The balance between efficiently exploiting existing business models and courageously exploring new opportunities for the day after tomorrow is at no time easy. The first digital camera was invented at Kodak in 1975, but it didn’t stand a chance against the then dominant film business. And even the well-known Xerox Palo Alto Resarch Center (PARC), founded in 1970 in the face of the latent threat to the successful photocopier business due to expiring patent protection for Xerox xerography, has a remarkable list of innovations from laser printers to programming languages and graphical user interfaces. The only flaw in this success story: With the exception of the laser printer, which was successfully marketed by Xerox in the form of the laser copier, Xerox has not managed to take advantage of any of these great inventions.

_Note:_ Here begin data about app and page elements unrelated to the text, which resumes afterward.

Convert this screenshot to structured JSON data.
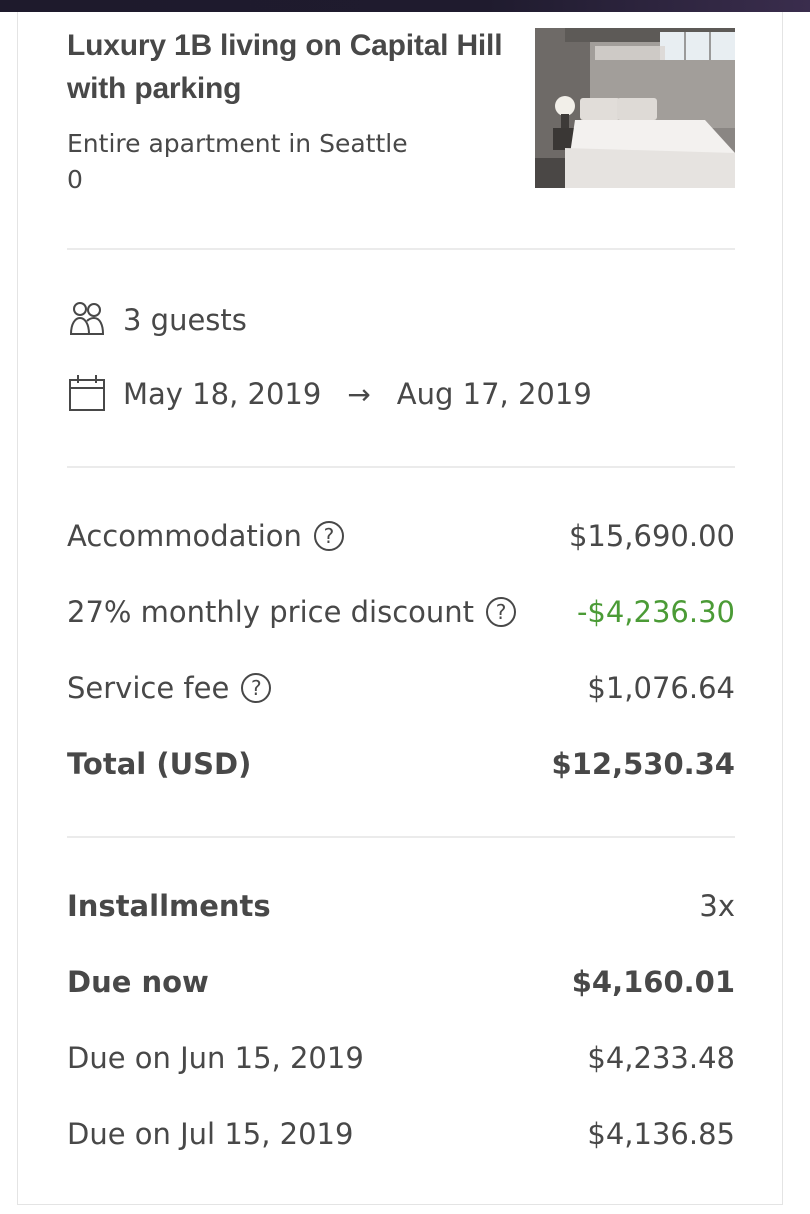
{
  "listing": {
    "title": "Luxury 1B living on Capital Hill with parking",
    "subtitle": "Entire apartment in Seattle",
    "count": "0"
  },
  "trip": {
    "guests": "3 guests",
    "check_in": "May 18, 2019",
    "arrow": "→",
    "check_out": "Aug 17, 2019"
  },
  "pricing": {
    "accommodation_label": "Accommodation",
    "accommodation_value": "$15,690.00",
    "discount_label": "27% monthly price discount",
    "discount_value": "-$4,236.30",
    "service_label": "Service fee",
    "service_value": "$1,076.64",
    "total_label": "Total (USD)",
    "total_value": "$12,530.34",
    "help_glyph": "?"
  },
  "installments": {
    "label": "Installments",
    "value": "3x",
    "due_now_label": "Due now",
    "due_now_value": "$4,160.01",
    "due_jun_label": "Due on Jun 15, 2019",
    "due_jun_value": "$4,233.48",
    "due_jul_label": "Due on Jul 15, 2019",
    "due_jul_value": "$4,136.85"
  },
  "colors": {
    "text": "#484848",
    "discount": "#4b9b36",
    "divider": "#ebebeb"
  },
  "icons": {
    "guests": "guests-icon",
    "calendar": "calendar-icon",
    "help": "help-icon",
    "listing_photo": "listing-photo"
  }
}
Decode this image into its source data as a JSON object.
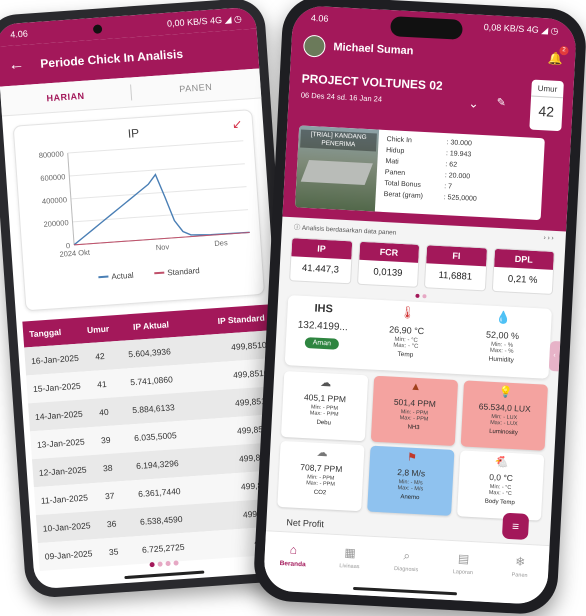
{
  "left": {
    "status": {
      "time": "4.06",
      "net": "0,00 KB/S",
      "signal": "4G ◢ ◷"
    },
    "appbar": {
      "title": "Periode Chick In Analisis"
    },
    "tabs": [
      {
        "label": "HARIAN"
      },
      {
        "label": "PANEN"
      }
    ],
    "chart": {
      "title": "IP"
    },
    "table": {
      "headers": [
        "Tanggal",
        "Umur",
        "IP Aktual",
        "IP Standard"
      ],
      "rows": [
        [
          "16-Jan-2025",
          "42",
          "5.604,3936",
          "499,8510"
        ],
        [
          "15-Jan-2025",
          "41",
          "5.741,0860",
          "499,8510"
        ],
        [
          "14-Jan-2025",
          "40",
          "5.884,6133",
          "499,8510"
        ],
        [
          "13-Jan-2025",
          "39",
          "6.035,5005",
          "499,8510"
        ],
        [
          "12-Jan-2025",
          "38",
          "6.194,3296",
          "499,8510"
        ],
        [
          "11-Jan-2025",
          "37",
          "6.361,7440",
          "499,8510"
        ],
        [
          "10-Jan-2025",
          "36",
          "6.538,4590",
          "499,8510"
        ],
        [
          "09-Jan-2025",
          "35",
          "6.725,2725",
          "499,85"
        ]
      ]
    }
  },
  "chart_data": {
    "type": "line",
    "title": "IP",
    "x_tick_labels": [
      "2024 Okt",
      "Nov",
      "Des"
    ],
    "y_ticks": [
      0,
      200000,
      400000,
      600000,
      800000
    ],
    "y_tick_labels": [
      "0",
      "200000",
      "400000",
      "600000",
      "800000"
    ],
    "ylim": [
      0,
      800000
    ],
    "x_range": [
      0,
      90
    ],
    "series": [
      {
        "name": "Actual",
        "color": "#4a7fb5",
        "points": [
          [
            0,
            0
          ],
          [
            5,
            60000
          ],
          [
            10,
            120000
          ],
          [
            15,
            180000
          ],
          [
            20,
            240000
          ],
          [
            25,
            300000
          ],
          [
            30,
            360000
          ],
          [
            35,
            420000
          ],
          [
            40,
            480000
          ],
          [
            44,
            560000
          ],
          [
            48,
            360000
          ],
          [
            52,
            150000
          ],
          [
            56,
            50000
          ],
          [
            60,
            15000
          ],
          [
            70,
            5000
          ],
          [
            90,
            2000
          ]
        ]
      },
      {
        "name": "Standard",
        "color": "#c0506a",
        "points": [
          [
            0,
            0
          ],
          [
            90,
            500
          ]
        ]
      }
    ],
    "legend": "bottom"
  },
  "right": {
    "status": {
      "time": "4.06",
      "net": "0,08 KB/S",
      "signal": "4G ◢ ◷"
    },
    "user": {
      "name": "Michael Suman",
      "badge": "2"
    },
    "project": {
      "name": "PROJECT VOLTUNES 02",
      "dates": "06 Des 24 sd. 16 Jan 24"
    },
    "umur": {
      "label": "Umur",
      "value": "42"
    },
    "kandang": {
      "caption": "[TRIAL] KANDANG PENERIMA",
      "items": [
        {
          "label": "Chick In",
          "value": ": 30.000"
        },
        {
          "label": "Hidup",
          "value": ": 19.943"
        },
        {
          "label": "Mati",
          "value": ": 62"
        },
        {
          "label": "Panen",
          "value": ": 20.000"
        },
        {
          "label": "Total Bonus",
          "value": ": 7"
        },
        {
          "label": "Berat (gram)",
          "value": ": 525,0000"
        }
      ]
    },
    "note": {
      "text": "Analisis berdasarkan data panen",
      "arrows": "› › ›"
    },
    "kpis": [
      {
        "label": "IP",
        "value": "41.447,3"
      },
      {
        "label": "FCR",
        "value": "0,0139"
      },
      {
        "label": "FI",
        "value": "11,6881"
      },
      {
        "label": "DPL",
        "value": "0,21 %"
      }
    ],
    "ihs": {
      "label": "IHS",
      "value": "132.4199...",
      "status": "Aman"
    },
    "env": [
      {
        "icon": "thermometer-icon",
        "value": "26,90 °C",
        "min": "Min: - °C",
        "max": "Max: - °C",
        "label": "Temp"
      },
      {
        "icon": "droplet-icon",
        "value": "52,00 %",
        "min": "Min: - %",
        "max": "Max: - %",
        "label": "Humidity"
      }
    ],
    "sensors_row1": [
      {
        "value": "405,1 PPM",
        "min": "Min: - PPM",
        "max": "Max: - PPM",
        "label": "Debu",
        "color": "white"
      },
      {
        "value": "501,4 PPM",
        "min": "Min: - PPM",
        "max": "Max: - PPM",
        "label": "NH3",
        "color": "red"
      },
      {
        "value": "65.534,0 LUX",
        "min": "Min: - LUX",
        "max": "Max: - LUX",
        "label": "Luminosity",
        "color": "red"
      }
    ],
    "sensors_row2": [
      {
        "value": "708,7 PPM",
        "min": "Min: - PPM",
        "max": "Max: - PPM",
        "label": "CO2",
        "color": "white"
      },
      {
        "value": "2,8 M/s",
        "min": "Min: - M/s",
        "max": "Max: - M/s",
        "label": "Anemo",
        "color": "blue"
      },
      {
        "value": "0,0 °C",
        "min": "Min: - °C",
        "max": "Max: - °C",
        "label": "Body Temp",
        "color": "white"
      }
    ],
    "netprofit": "Net Profit",
    "nav": [
      {
        "label": "Beranda",
        "icon": "home-icon"
      },
      {
        "label": "Livinaas",
        "icon": "calendar-icon"
      },
      {
        "label": "Diagnosis",
        "icon": "search-icon"
      },
      {
        "label": "Laporan",
        "icon": "document-icon"
      },
      {
        "label": "Panen",
        "icon": "snowflake-icon"
      }
    ]
  }
}
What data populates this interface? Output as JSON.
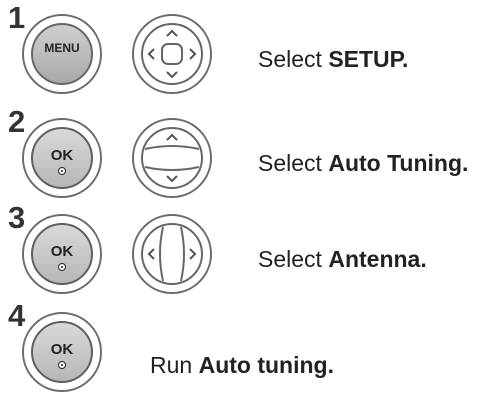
{
  "steps": [
    {
      "number": "1",
      "button_label": "MENU",
      "desc_prefix": "Select ",
      "desc_bold": "SETUP."
    },
    {
      "number": "2",
      "button_label": "OK",
      "desc_prefix": "Select ",
      "desc_bold": "Auto Tuning."
    },
    {
      "number": "3",
      "button_label": "OK",
      "desc_prefix": "Select ",
      "desc_bold": "Antenna."
    },
    {
      "number": "4",
      "button_label": "OK",
      "desc_prefix": "Run ",
      "desc_bold": "Auto tuning."
    }
  ],
  "colors": {
    "button_border": "#6d6d6d",
    "button_fill": "#bdbdbd",
    "text": "#222222"
  }
}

Thus, if the balance between the all-dominant today’s success model and the opportunities for the day after tomorrow is apparently difficult to find even in good times, companies fall even more into this imbalance in times of crisis. Understandably so, because those who do not survive today no longer need to worry about the day after tomorrow. However, if the focus is too much on economic survival here and now, it becomes tunnel vision and thus endangers the long-term existence.
May we never confuse honest dissent with disloyal subversion.Dwight D. Eisenhower
The ramp-up to old strength after the crisis must be fast and targeted. Diversity and dissent are just disturbing. The crisis promotes conformity and consensus and, with this intellectual monoculture, lays the foundation for the next crisis. “Think different” was yesterday. Organizational rebels and court jesters are therefore not in demand, but all the more important because in this phase, with constructive irritation, they broaden the view again and direct it from today to the day after tomorrow.
During the crisis the course is set for the day after tomorrow. Despite all the unity and determination, diversity and dissent is not a mistake in this phase. Quite the opposite. In his book “The Effective Executive” (Amazon Affiliate-Link), Peter F. Drucker explicitly advises not to make important decisions without prior dissent. He mentions Alfred P. Sloan as a prime example of this, who allegedly said at a meeting of his top management: “Gentlemen, I take it we are all in complete agreement on the decision here.” Everyone around the table nodded assent. “Then,” continued Mr. Sloan, “I propose we postpone further discussion of this matter until our next meeting to give ourselves time to develop disagreement and perhaps gain some understanding of what the decision is all about.”